The objective of this study was to survey dairy farmers using robotic milking systems to better understand their mental health and the potential connections to cow health. Of 76 farms in Ontario, Canada visited to survey management, cow health, and milk production, 34 farmers completed an online survey that included validated psychometric scales used to assess stress, anxiety, and depression. Thirty cows/farm (or 30% for herds > 100 cows) were scored for body condition (5-pt scale, 1 = thin to 5 = over-conditioned) and lameness (5-pt scale, 1 = sound to 5 = lame); cows with a BCS ≤ 2.5 and lameness score of ≥ 4 were defined as under-conditioned and severely lame, respectively. Univariable models were used to screen independent variables (as fixed effects) in mixed-effect linear regression models; variables with P < 0.25 were offered to multivariable models. At a farm level, the prevalence of severe lameness was correlated with average milk yield per cow, SCC, and the proportion under-conditioned cows; thus, only lameness prevalence was offered to multivariable models.
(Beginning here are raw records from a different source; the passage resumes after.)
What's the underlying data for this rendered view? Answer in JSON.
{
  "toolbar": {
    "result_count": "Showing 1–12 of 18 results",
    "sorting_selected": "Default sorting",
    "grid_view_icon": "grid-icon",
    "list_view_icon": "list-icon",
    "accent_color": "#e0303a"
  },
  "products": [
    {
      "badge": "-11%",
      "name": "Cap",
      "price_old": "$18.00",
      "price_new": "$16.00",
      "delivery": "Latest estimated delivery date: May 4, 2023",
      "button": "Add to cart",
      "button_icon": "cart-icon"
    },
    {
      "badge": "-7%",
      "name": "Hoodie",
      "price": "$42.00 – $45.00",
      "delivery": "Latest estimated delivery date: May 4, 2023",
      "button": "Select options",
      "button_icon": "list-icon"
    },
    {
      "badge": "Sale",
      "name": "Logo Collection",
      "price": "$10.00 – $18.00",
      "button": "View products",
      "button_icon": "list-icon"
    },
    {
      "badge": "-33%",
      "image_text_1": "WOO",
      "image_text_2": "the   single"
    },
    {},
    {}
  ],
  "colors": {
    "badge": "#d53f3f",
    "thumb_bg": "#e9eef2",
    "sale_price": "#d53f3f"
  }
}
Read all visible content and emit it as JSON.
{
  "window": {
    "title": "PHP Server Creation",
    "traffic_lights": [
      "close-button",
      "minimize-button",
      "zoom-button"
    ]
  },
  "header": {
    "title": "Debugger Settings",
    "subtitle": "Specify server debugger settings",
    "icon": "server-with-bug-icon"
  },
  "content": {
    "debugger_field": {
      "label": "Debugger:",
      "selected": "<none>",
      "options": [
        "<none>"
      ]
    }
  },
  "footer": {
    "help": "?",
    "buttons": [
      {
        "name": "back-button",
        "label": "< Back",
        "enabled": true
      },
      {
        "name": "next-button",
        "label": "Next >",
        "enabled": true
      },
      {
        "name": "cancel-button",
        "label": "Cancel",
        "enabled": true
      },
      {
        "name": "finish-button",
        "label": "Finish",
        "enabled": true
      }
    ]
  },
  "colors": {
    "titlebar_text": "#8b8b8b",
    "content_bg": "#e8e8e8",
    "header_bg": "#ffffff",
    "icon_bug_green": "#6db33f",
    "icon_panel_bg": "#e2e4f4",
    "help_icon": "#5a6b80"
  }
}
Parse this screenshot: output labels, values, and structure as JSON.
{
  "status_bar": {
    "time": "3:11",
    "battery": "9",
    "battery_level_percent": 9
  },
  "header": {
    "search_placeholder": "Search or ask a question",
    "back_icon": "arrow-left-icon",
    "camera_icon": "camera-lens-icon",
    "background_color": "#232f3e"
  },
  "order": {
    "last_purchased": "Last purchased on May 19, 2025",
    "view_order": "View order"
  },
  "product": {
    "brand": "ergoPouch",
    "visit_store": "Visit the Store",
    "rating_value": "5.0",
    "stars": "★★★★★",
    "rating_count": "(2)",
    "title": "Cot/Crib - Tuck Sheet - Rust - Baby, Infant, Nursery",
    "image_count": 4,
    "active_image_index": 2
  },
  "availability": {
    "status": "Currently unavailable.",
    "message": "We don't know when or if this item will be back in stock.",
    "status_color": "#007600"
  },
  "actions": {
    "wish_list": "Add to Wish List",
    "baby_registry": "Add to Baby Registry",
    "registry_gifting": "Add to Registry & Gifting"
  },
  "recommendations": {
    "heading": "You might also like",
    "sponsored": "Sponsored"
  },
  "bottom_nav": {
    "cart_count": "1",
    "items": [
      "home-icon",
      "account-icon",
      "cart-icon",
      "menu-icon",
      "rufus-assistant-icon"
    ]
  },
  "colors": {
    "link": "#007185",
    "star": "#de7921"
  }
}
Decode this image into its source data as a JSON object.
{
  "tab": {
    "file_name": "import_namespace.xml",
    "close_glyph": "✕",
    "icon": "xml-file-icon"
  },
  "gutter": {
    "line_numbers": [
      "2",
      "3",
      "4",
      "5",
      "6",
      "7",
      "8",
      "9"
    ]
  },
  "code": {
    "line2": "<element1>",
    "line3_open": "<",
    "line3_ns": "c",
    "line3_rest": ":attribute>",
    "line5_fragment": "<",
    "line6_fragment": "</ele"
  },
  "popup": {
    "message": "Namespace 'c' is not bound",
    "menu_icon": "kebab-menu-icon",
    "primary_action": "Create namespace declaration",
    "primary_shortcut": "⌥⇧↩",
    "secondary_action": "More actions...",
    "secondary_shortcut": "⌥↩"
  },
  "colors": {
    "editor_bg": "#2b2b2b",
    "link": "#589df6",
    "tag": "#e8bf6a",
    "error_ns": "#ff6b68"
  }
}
Farmer stress was greater for females vs. males (P = 0.007), for those feeding manually vs. using an automated feeder (i.e., conveyer or automated delivery system; P = 0.01), and for those with a greater lameness prevalence (P = 0.02). Depression was greatest for those working alone on the farm (P = 0.02), those feeding manually (P = 0.03), and those with lesser average milk protein % (P = 0.003). Anxiety was greater for females vs. males (P < 0.001), and for those feeding manually (P = 0.005), working alone on the farm (P = 0.07), and with a greater lameness prevalence (P = 0.02) and lesser milk protein % (P = 0.07). Comparing our results to a similar survey of all commodity groups across Canada, dairy farmers using robotic milking systems may be experiencing less stress, anxiety, and depression than other farmers. The results highlight the potential benefits of automated milking and feeding systems and the difficulties associated with working alone. Farmer mental health was identified to be associated with milk yield, quality, and composition, in addition to cow health.

Keywords: automated milking, mental health, cow health.